The video received backlash, with Louis Vuitton distancing themselves from Marc Jacobs when he stepped down as creative director later that year. Popular opposition to the video staunchly critiqued it for allowing a man to remove women from a narrative centred around sex work, whilst objectifying them in the process. Despite uproar, this was not the first and would not be the last time that Louis Vuitton, Marc Jacobs and other designers took from the lives of sex workers to create something ‘chic’.

Looking back to Louis Vuitton’s Autumn Winter 2009 collection, we see a more subtle example of appropriated sex work in the depiction of models wearing sheer tops and fabric headbands resembling the iconic playboy bunny ears. Such a pattern continues with Marc Jacobs’ AW 2016 runway, featuring most models coming out in latex platform boots covered in buckles. Both the latex fabric and the high platform were reminiscent of the styles strippers often adopt, with platform shoes traced back to 16th century Venice, where they were exclusively worn by upper-class escorts. The imitation of sex work fashion by designers such as Louis Vuitton and Marc Jacobs has filtered through to the everyday, in the form of the thigh-high boots we all loved in the 2010s, and the current popularity of latex dresses or crop tops.
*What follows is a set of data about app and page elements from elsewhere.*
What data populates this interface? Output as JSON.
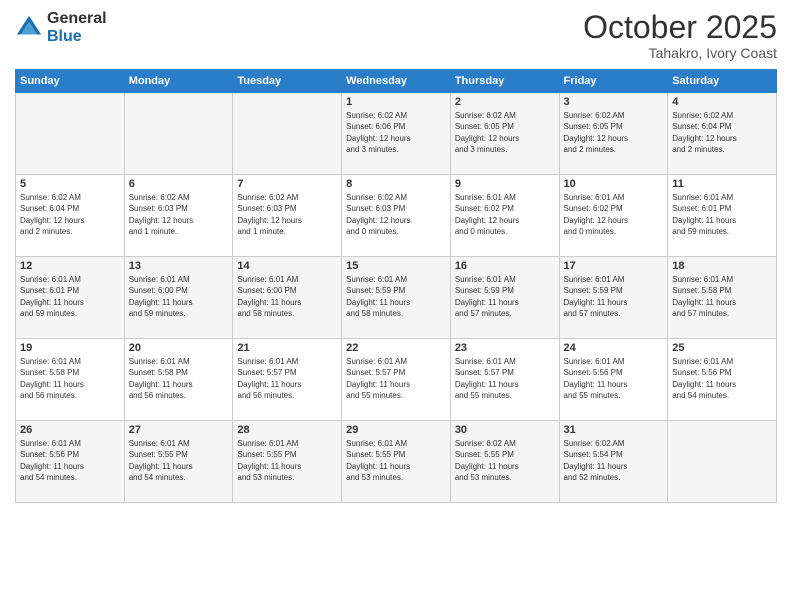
{
  "header": {
    "logo_general": "General",
    "logo_blue": "Blue",
    "month": "October 2025",
    "location": "Tahakro, Ivory Coast"
  },
  "weekdays": [
    "Sunday",
    "Monday",
    "Tuesday",
    "Wednesday",
    "Thursday",
    "Friday",
    "Saturday"
  ],
  "weeks": [
    [
      {
        "day": "",
        "detail": ""
      },
      {
        "day": "",
        "detail": ""
      },
      {
        "day": "",
        "detail": ""
      },
      {
        "day": "1",
        "detail": "Sunrise: 6:02 AM\nSunset: 6:06 PM\nDaylight: 12 hours\nand 3 minutes."
      },
      {
        "day": "2",
        "detail": "Sunrise: 6:02 AM\nSunset: 6:05 PM\nDaylight: 12 hours\nand 3 minutes."
      },
      {
        "day": "3",
        "detail": "Sunrise: 6:02 AM\nSunset: 6:05 PM\nDaylight: 12 hours\nand 2 minutes."
      },
      {
        "day": "4",
        "detail": "Sunrise: 6:02 AM\nSunset: 6:04 PM\nDaylight: 12 hours\nand 2 minutes."
      }
    ],
    [
      {
        "day": "5",
        "detail": "Sunrise: 6:02 AM\nSunset: 6:04 PM\nDaylight: 12 hours\nand 2 minutes."
      },
      {
        "day": "6",
        "detail": "Sunrise: 6:02 AM\nSunset: 6:03 PM\nDaylight: 12 hours\nand 1 minute."
      },
      {
        "day": "7",
        "detail": "Sunrise: 6:02 AM\nSunset: 6:03 PM\nDaylight: 12 hours\nand 1 minute."
      },
      {
        "day": "8",
        "detail": "Sunrise: 6:02 AM\nSunset: 6:03 PM\nDaylight: 12 hours\nand 0 minutes."
      },
      {
        "day": "9",
        "detail": "Sunrise: 6:01 AM\nSunset: 6:02 PM\nDaylight: 12 hours\nand 0 minutes."
      },
      {
        "day": "10",
        "detail": "Sunrise: 6:01 AM\nSunset: 6:02 PM\nDaylight: 12 hours\nand 0 minutes."
      },
      {
        "day": "11",
        "detail": "Sunrise: 6:01 AM\nSunset: 6:01 PM\nDaylight: 11 hours\nand 59 minutes."
      }
    ],
    [
      {
        "day": "12",
        "detail": "Sunrise: 6:01 AM\nSunset: 6:01 PM\nDaylight: 11 hours\nand 59 minutes."
      },
      {
        "day": "13",
        "detail": "Sunrise: 6:01 AM\nSunset: 6:00 PM\nDaylight: 11 hours\nand 59 minutes."
      },
      {
        "day": "14",
        "detail": "Sunrise: 6:01 AM\nSunset: 6:00 PM\nDaylight: 11 hours\nand 58 minutes."
      },
      {
        "day": "15",
        "detail": "Sunrise: 6:01 AM\nSunset: 5:59 PM\nDaylight: 11 hours\nand 58 minutes."
      },
      {
        "day": "16",
        "detail": "Sunrise: 6:01 AM\nSunset: 5:59 PM\nDaylight: 11 hours\nand 57 minutes."
      },
      {
        "day": "17",
        "detail": "Sunrise: 6:01 AM\nSunset: 5:59 PM\nDaylight: 11 hours\nand 57 minutes."
      },
      {
        "day": "18",
        "detail": "Sunrise: 6:01 AM\nSunset: 5:58 PM\nDaylight: 11 hours\nand 57 minutes."
      }
    ],
    [
      {
        "day": "19",
        "detail": "Sunrise: 6:01 AM\nSunset: 5:58 PM\nDaylight: 11 hours\nand 56 minutes."
      },
      {
        "day": "20",
        "detail": "Sunrise: 6:01 AM\nSunset: 5:58 PM\nDaylight: 11 hours\nand 56 minutes."
      },
      {
        "day": "21",
        "detail": "Sunrise: 6:01 AM\nSunset: 5:57 PM\nDaylight: 11 hours\nand 56 minutes."
      },
      {
        "day": "22",
        "detail": "Sunrise: 6:01 AM\nSunset: 5:57 PM\nDaylight: 11 hours\nand 55 minutes."
      },
      {
        "day": "23",
        "detail": "Sunrise: 6:01 AM\nSunset: 5:57 PM\nDaylight: 11 hours\nand 55 minutes."
      },
      {
        "day": "24",
        "detail": "Sunrise: 6:01 AM\nSunset: 5:56 PM\nDaylight: 11 hours\nand 55 minutes."
      },
      {
        "day": "25",
        "detail": "Sunrise: 6:01 AM\nSunset: 5:56 PM\nDaylight: 11 hours\nand 54 minutes."
      }
    ],
    [
      {
        "day": "26",
        "detail": "Sunrise: 6:01 AM\nSunset: 5:56 PM\nDaylight: 11 hours\nand 54 minutes."
      },
      {
        "day": "27",
        "detail": "Sunrise: 6:01 AM\nSunset: 5:55 PM\nDaylight: 11 hours\nand 54 minutes."
      },
      {
        "day": "28",
        "detail": "Sunrise: 6:01 AM\nSunset: 5:55 PM\nDaylight: 11 hours\nand 53 minutes."
      },
      {
        "day": "29",
        "detail": "Sunrise: 6:01 AM\nSunset: 5:55 PM\nDaylight: 11 hours\nand 53 minutes."
      },
      {
        "day": "30",
        "detail": "Sunrise: 6:02 AM\nSunset: 5:55 PM\nDaylight: 11 hours\nand 53 minutes."
      },
      {
        "day": "31",
        "detail": "Sunrise: 6:02 AM\nSunset: 5:54 PM\nDaylight: 11 hours\nand 52 minutes."
      },
      {
        "day": "",
        "detail": ""
      }
    ]
  ]
}
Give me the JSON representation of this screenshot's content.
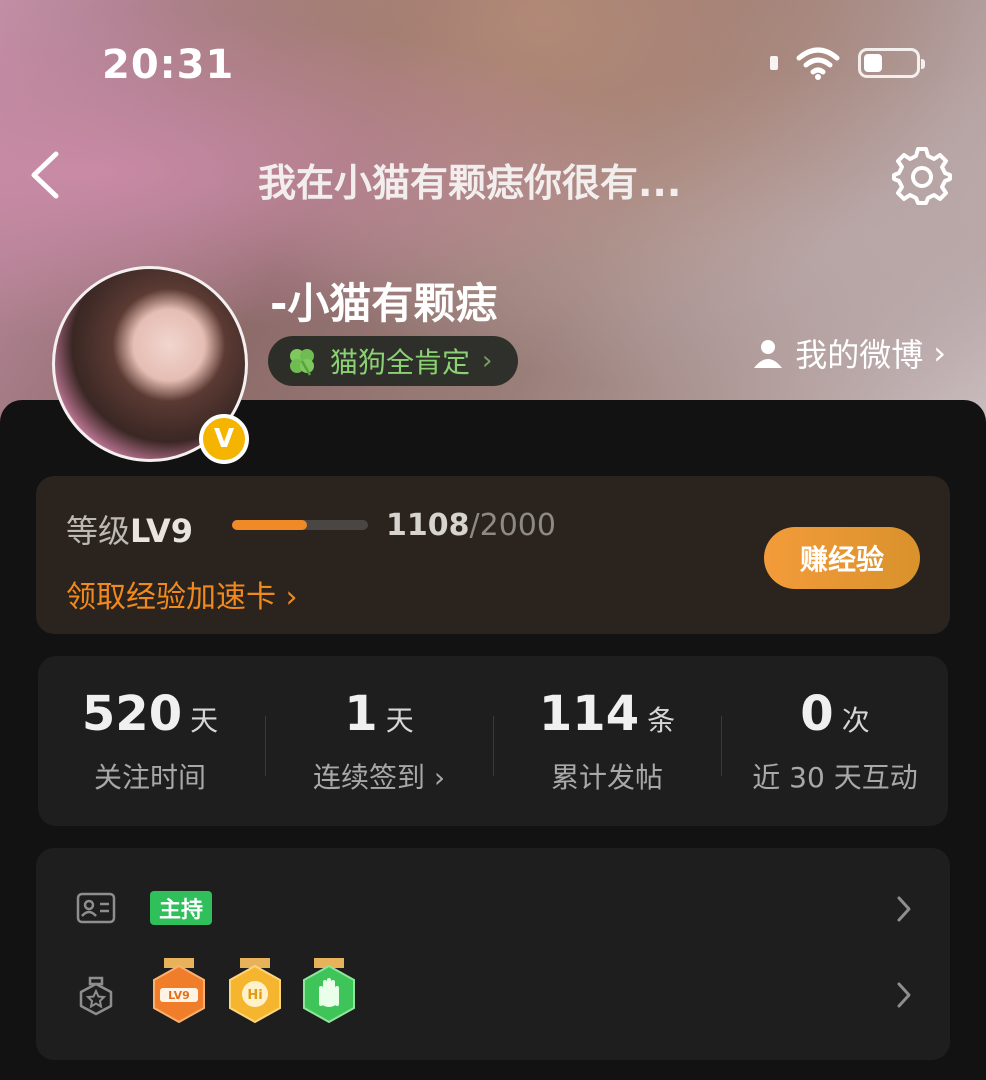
{
  "status_bar": {
    "time": "20:31"
  },
  "header": {
    "title": "我在小猫有颗痣你很有..."
  },
  "profile": {
    "username": "-小猫有颗痣",
    "tag_label": "猫狗全肯定",
    "tag_arrow": "›",
    "weibo_link": "我的微博",
    "weibo_arrow": "›",
    "verified_badge": "V"
  },
  "level": {
    "label_prefix": "等级",
    "level_text": "LV9",
    "current_exp": "1108",
    "max_exp": "/2000",
    "progress_fraction": 0.55,
    "accel_link": "领取经验加速卡 ›",
    "earn_button": "赚经验",
    "accent_color": "#f08a26"
  },
  "stats": [
    {
      "value": "520",
      "unit": "天",
      "label": "关注时间"
    },
    {
      "value": "1",
      "unit": "天",
      "label": "连续签到 ›"
    },
    {
      "value": "114",
      "unit": "条",
      "label": "累计发帖"
    },
    {
      "value": "0",
      "unit": "次",
      "label": "近 30 天互动"
    }
  ],
  "identity": {
    "role_tag": "主持",
    "role_tag_color": "#2fbf5b"
  },
  "medals": [
    {
      "icon": "lv9-medal-icon",
      "text": "LV9",
      "color": "#f07d2a"
    },
    {
      "icon": "hi-medal-icon",
      "text": "Hi",
      "color": "#f5b52f"
    },
    {
      "icon": "hand-medal-icon",
      "text": "",
      "color": "#3fc45a"
    }
  ]
}
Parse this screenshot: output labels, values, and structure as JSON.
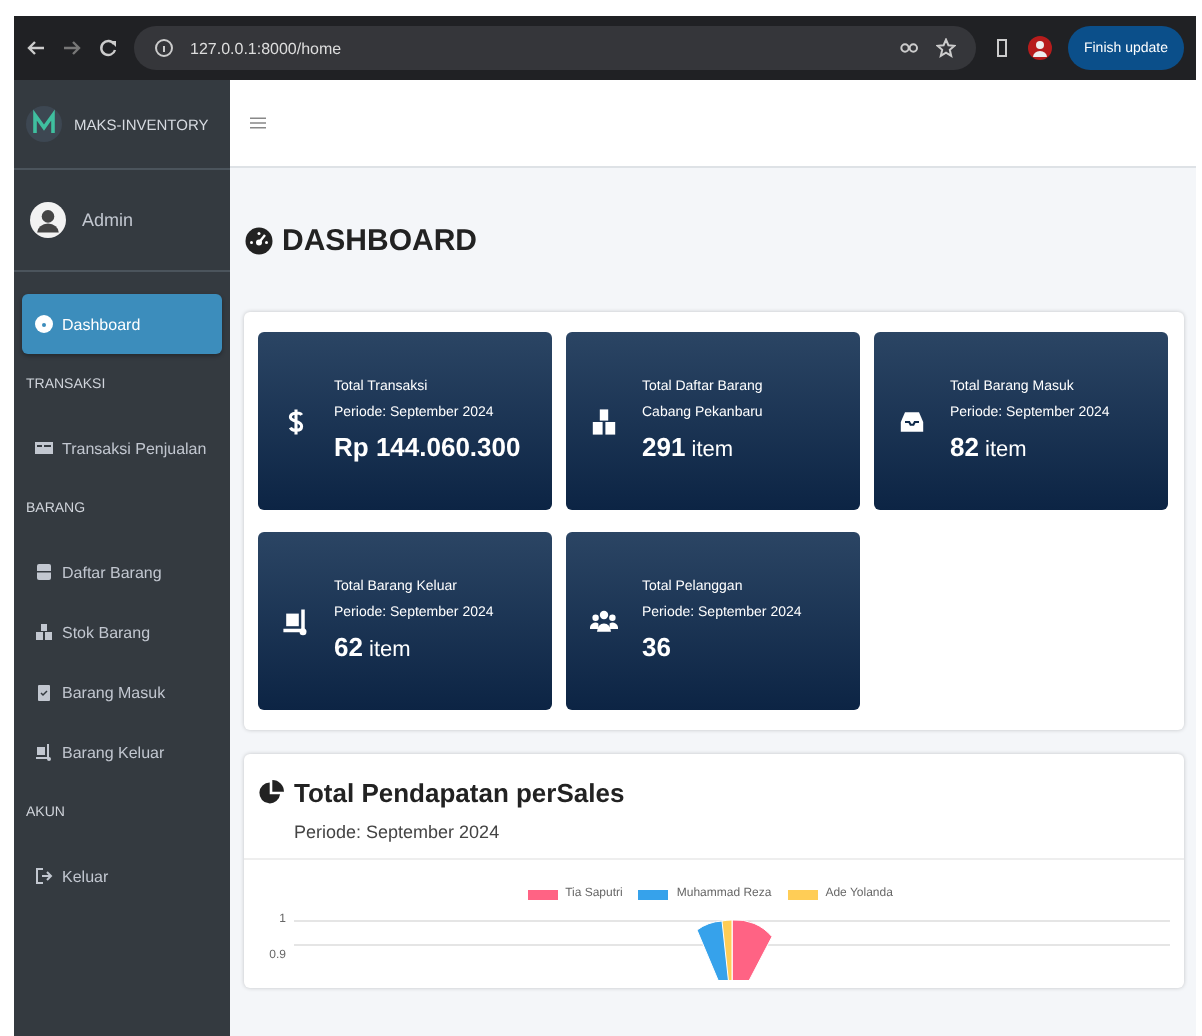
{
  "browser": {
    "url": "127.0.0.1:8000/home",
    "update_button": "Finish update"
  },
  "sidebar": {
    "brand": "MAKS-INVENTORY",
    "user": "Admin",
    "items": [
      {
        "kind": "link",
        "label": "Dashboard",
        "selected": true
      },
      {
        "kind": "header",
        "label": "TRANSAKSI"
      },
      {
        "kind": "link",
        "label": "Transaksi Penjualan",
        "selected": false
      },
      {
        "kind": "header",
        "label": "BARANG"
      },
      {
        "kind": "link",
        "label": "Daftar Barang",
        "selected": false
      },
      {
        "kind": "link",
        "label": "Stok Barang",
        "selected": false
      },
      {
        "kind": "link",
        "label": "Barang Masuk",
        "selected": false
      },
      {
        "kind": "link",
        "label": "Barang Keluar",
        "selected": false
      },
      {
        "kind": "header",
        "label": "AKUN"
      },
      {
        "kind": "link",
        "label": "Keluar",
        "selected": false
      }
    ]
  },
  "page_title": "DASHBOARD",
  "stats": [
    {
      "title": "Total Transaksi",
      "subtitle": "Periode: September 2024",
      "value": "Rp 144.060.300"
    },
    {
      "title": "Total Daftar Barang",
      "subtitle": "Cabang Pekanbaru",
      "value": "291",
      "unit": "item"
    },
    {
      "title": "Total Barang Masuk",
      "subtitle": "Periode: September 2024",
      "value": "82",
      "unit": "item"
    },
    {
      "title": "Total Barang Keluar",
      "subtitle": "Periode: September 2024",
      "value": "62",
      "unit": "item"
    },
    {
      "title": "Total Pelanggan",
      "subtitle": "Periode: September 2024",
      "value": "36"
    }
  ],
  "chart_card": {
    "title": "Total Pendapatan perSales",
    "subtitle": "Periode: September 2024",
    "legend": [
      {
        "label": "Tia Saputri",
        "color": "#ff6384"
      },
      {
        "label": "Muhammad Reza",
        "color": "#36a2eb"
      },
      {
        "label": "Ade Yolanda",
        "color": "#ffcd56"
      }
    ],
    "y_ticks": [
      "1",
      "0.9"
    ]
  }
}
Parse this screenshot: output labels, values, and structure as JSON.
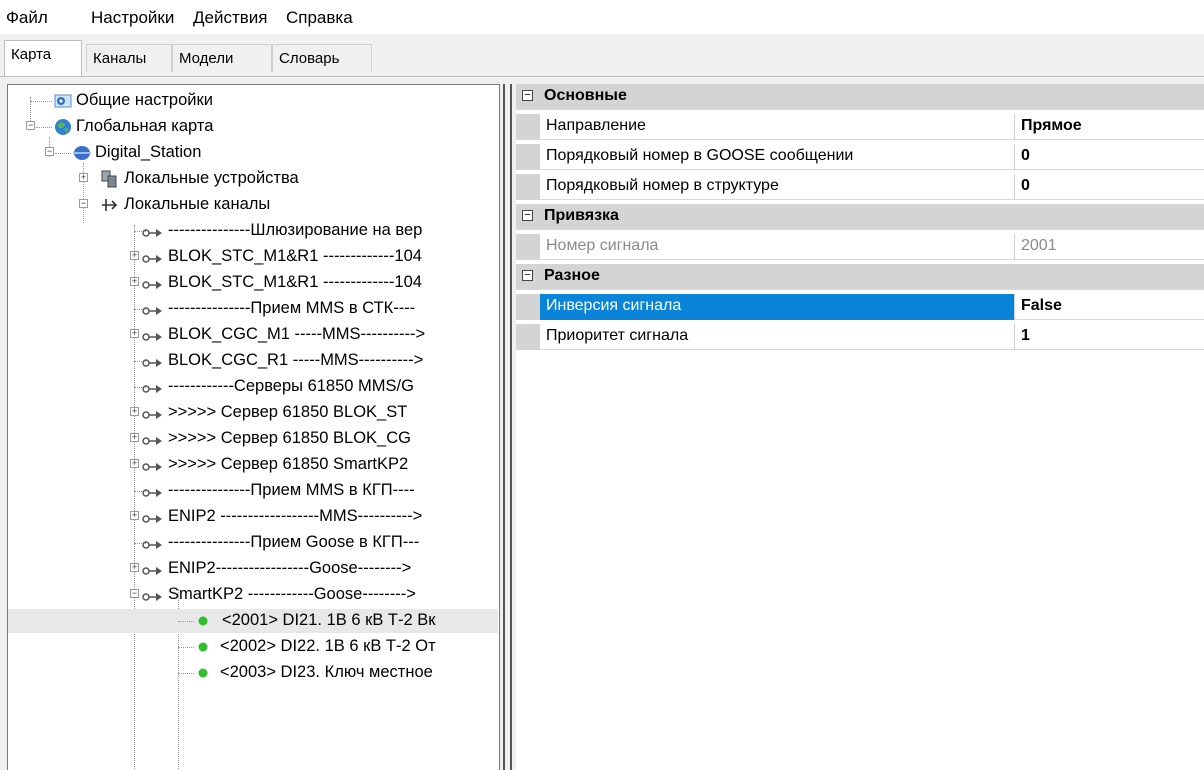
{
  "menu": [
    "Файл",
    "Настройки",
    "Действия",
    "Справка"
  ],
  "tabs": [
    "Карта",
    "Каналы",
    "Модели",
    "Словарь"
  ],
  "tree": [
    {
      "label": "Общие настройки",
      "icon": "settings-icon"
    },
    {
      "label": "Глобальная карта",
      "icon": "globe-icon"
    },
    {
      "label": "Digital_Station",
      "icon": "station-icon"
    },
    {
      "label": "Локальные устройства",
      "icon": "devices-icon"
    },
    {
      "label": "Локальные каналы",
      "icon": "channels-icon"
    },
    {
      "label": "---------------Шлюзирование на вер",
      "icon": "channel-icon"
    },
    {
      "label": "BLOK_STC_M1&R1 -------------104",
      "icon": "channel-icon"
    },
    {
      "label": "BLOK_STC_M1&R1 -------------104",
      "icon": "channel-icon"
    },
    {
      "label": "---------------Прием MMS в СТК----",
      "icon": "channel-icon"
    },
    {
      "label": "BLOK_CGC_M1 -----MMS---------->",
      "icon": "channel-icon"
    },
    {
      "label": "BLOK_CGC_R1 -----MMS---------->",
      "icon": "channel-icon"
    },
    {
      "label": "------------Серверы 61850 MMS/G",
      "icon": "channel-icon"
    },
    {
      "label": ">>>>>  Сервер 61850 BLOK_ST",
      "icon": "channel-icon"
    },
    {
      "label": ">>>>>  Сервер 61850 BLOK_CG",
      "icon": "channel-icon"
    },
    {
      "label": ">>>>>  Сервер 61850 SmartKP2",
      "icon": "channel-icon"
    },
    {
      "label": "---------------Прием MMS в КГП----",
      "icon": "channel-icon"
    },
    {
      "label": "ENIP2 ------------------MMS---------->",
      "icon": "channel-icon"
    },
    {
      "label": "---------------Прием Goose в КГП---",
      "icon": "channel-icon"
    },
    {
      "label": "ENIP2-----------------Goose-------->",
      "icon": "channel-icon"
    },
    {
      "label": "SmartKP2 ------------Goose-------->",
      "icon": "channel-icon"
    },
    {
      "label": "<2001> DI21. 1В 6 кВ Т-2 Вк",
      "icon": "signal-dot-icon"
    },
    {
      "label": "<2002> DI22. 1В 6 кВ Т-2 От",
      "icon": "signal-dot-icon"
    },
    {
      "label": "<2003> DI23. Ключ местное",
      "icon": "signal-dot-icon"
    }
  ],
  "properties": {
    "cat_main": "Основные",
    "direction_label": "Направление",
    "direction_value": "Прямое",
    "goose_index_label": "Порядковый номер в GOOSE сообщении",
    "goose_index_value": "0",
    "struct_index_label": "Порядковый номер в структуре",
    "struct_index_value": "0",
    "cat_binding": "Привязка",
    "signal_number_label": "Номер сигнала",
    "signal_number_value": "2001",
    "cat_misc": "Разное",
    "inversion_label": "Инверсия сигнала",
    "inversion_value": "False",
    "priority_label": "Приоритет сигнала",
    "priority_value": "1"
  },
  "colors": {
    "selection": "#0a84d8",
    "category": "#d4d4d4",
    "signal_dot": "#2dbf2d"
  }
}
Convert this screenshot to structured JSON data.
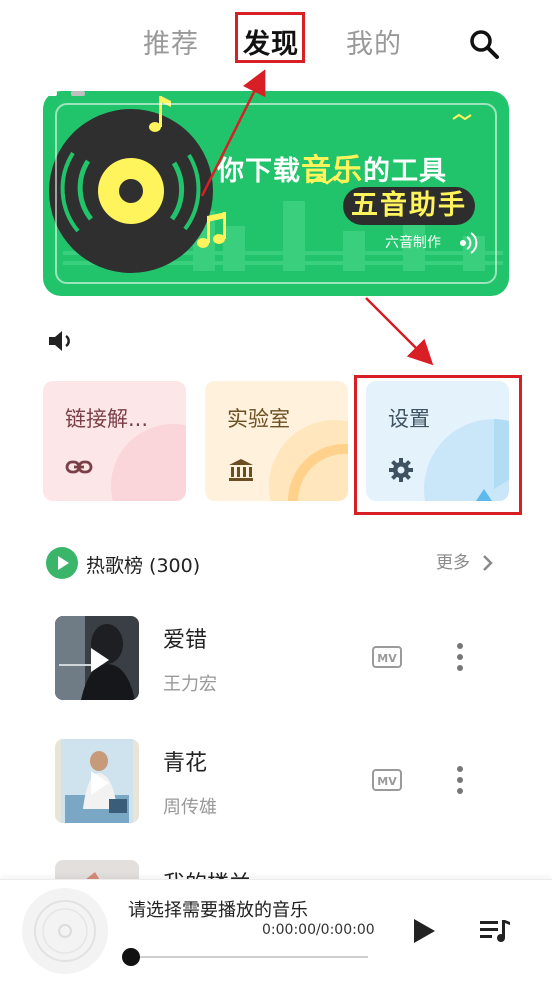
{
  "tabs": [
    {
      "label": "推荐",
      "active": false
    },
    {
      "label": "发现",
      "active": true
    },
    {
      "label": "我的",
      "active": false
    }
  ],
  "banner": {
    "line1_prefix": "你下载",
    "line1_highlight": "音乐",
    "line1_suffix": "的工具",
    "pill_text": "五音助手",
    "brand": "六音制作"
  },
  "cards": [
    {
      "label": "链接解...",
      "icon": "link-icon"
    },
    {
      "label": "实验室",
      "icon": "bank-icon"
    },
    {
      "label": "设置",
      "icon": "gear-icon"
    }
  ],
  "hot_list": {
    "title": "热歌榜 (300)",
    "more_label": "更多"
  },
  "songs": [
    {
      "title": "爱错",
      "artist": "王力宏",
      "mv": "MV"
    },
    {
      "title": "青花",
      "artist": "周传雄",
      "mv": "MV"
    },
    {
      "title": "我的楼兰",
      "artist": "",
      "mv": ""
    }
  ],
  "player": {
    "now_playing": "请选择需要播放的音乐",
    "time": "0:00:00/0:00:00",
    "progress": 0
  },
  "colors": {
    "banner_green": "#22c46b",
    "highlight_yellow": "#fff45c",
    "annotation_red": "#d81f26",
    "hot_green": "#3ab56a"
  }
}
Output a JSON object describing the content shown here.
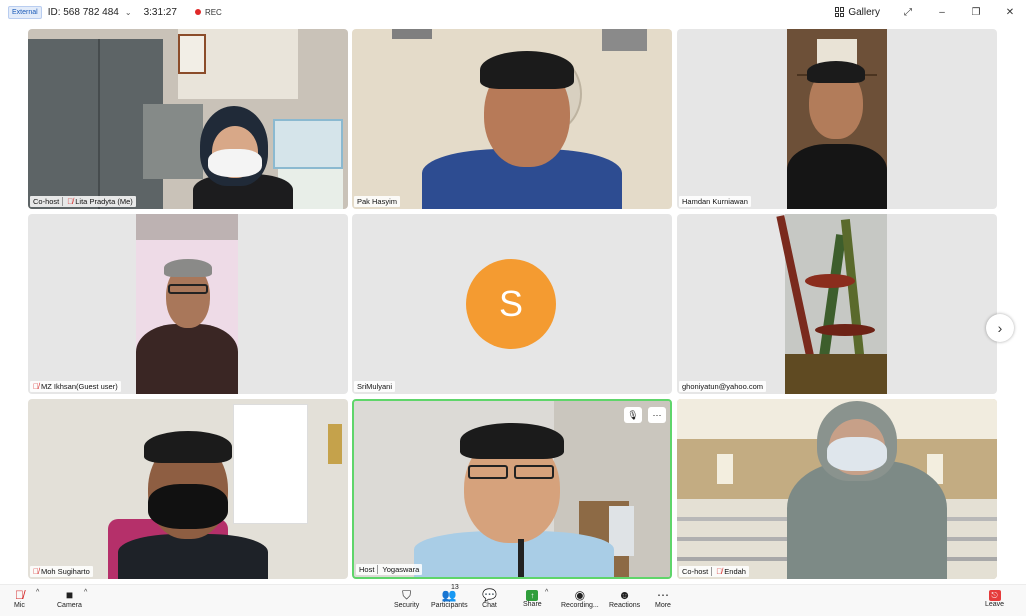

“Perhaps we can see a more subtle and fine tuned portrayal of fashion’s intricate link with the sex industry shown by someone who has lived it”

So why have none of these examples received similar backlash? There is a crucial difference between taking inspiration from the styles of the sex work community and taking the narrative from them. In the infamous Love magazine video, the sex worker community had their agency stripped away, with no say in the script, the performance or the direction. The video was a tacky wet dream of what sex work actually is.

Designers on the runway have simply taken their styles for profit without any reference back to the original inspiration, and the damage caused is subtle enough that many carry on without questioning such appropriation. The male gaze is omnipresent, dictating what we normalise as acceptable in fashion and the everyday. This appropriation is far harder to spot in a society so hesitant to recognise any form of culture behind the sex industry beyond the fetishised and frivolous.


Mountain View

The Politics of Style

So what do we do now... burn our platform boots and say goodbye to the days of wearing tight dresses? What we need are new voices to give life to fashionable narrations of sub-cultures, rather than the removing and appropriating of sex work. Just as it is important to acknowledge all sub-cultures within our city, we must understand and acknowledge how they are manifested within our wardrobes.

The prominence of sex industry inspired styles in fashion can take a turn. With celebrities, like Cardi B and Megan Barton-Hanson, who previously worked in the sex industry coming into the public eye, there is potential for the voice of sex workers to emerge in fashion. Perhaps we can see a more subtle and fine tuned portrayal of fashion’s intricate link with the sex industry shown by someone who has lived it, rather than a knock-off by a privileged observer. The influence the sex industry has on fashion should not be hidden away nor imitated by those who haven’t taken the time to understand it, but should be celebrated by those who’ve lived every part of it. What we truly need is the dawn of a new era of dressing.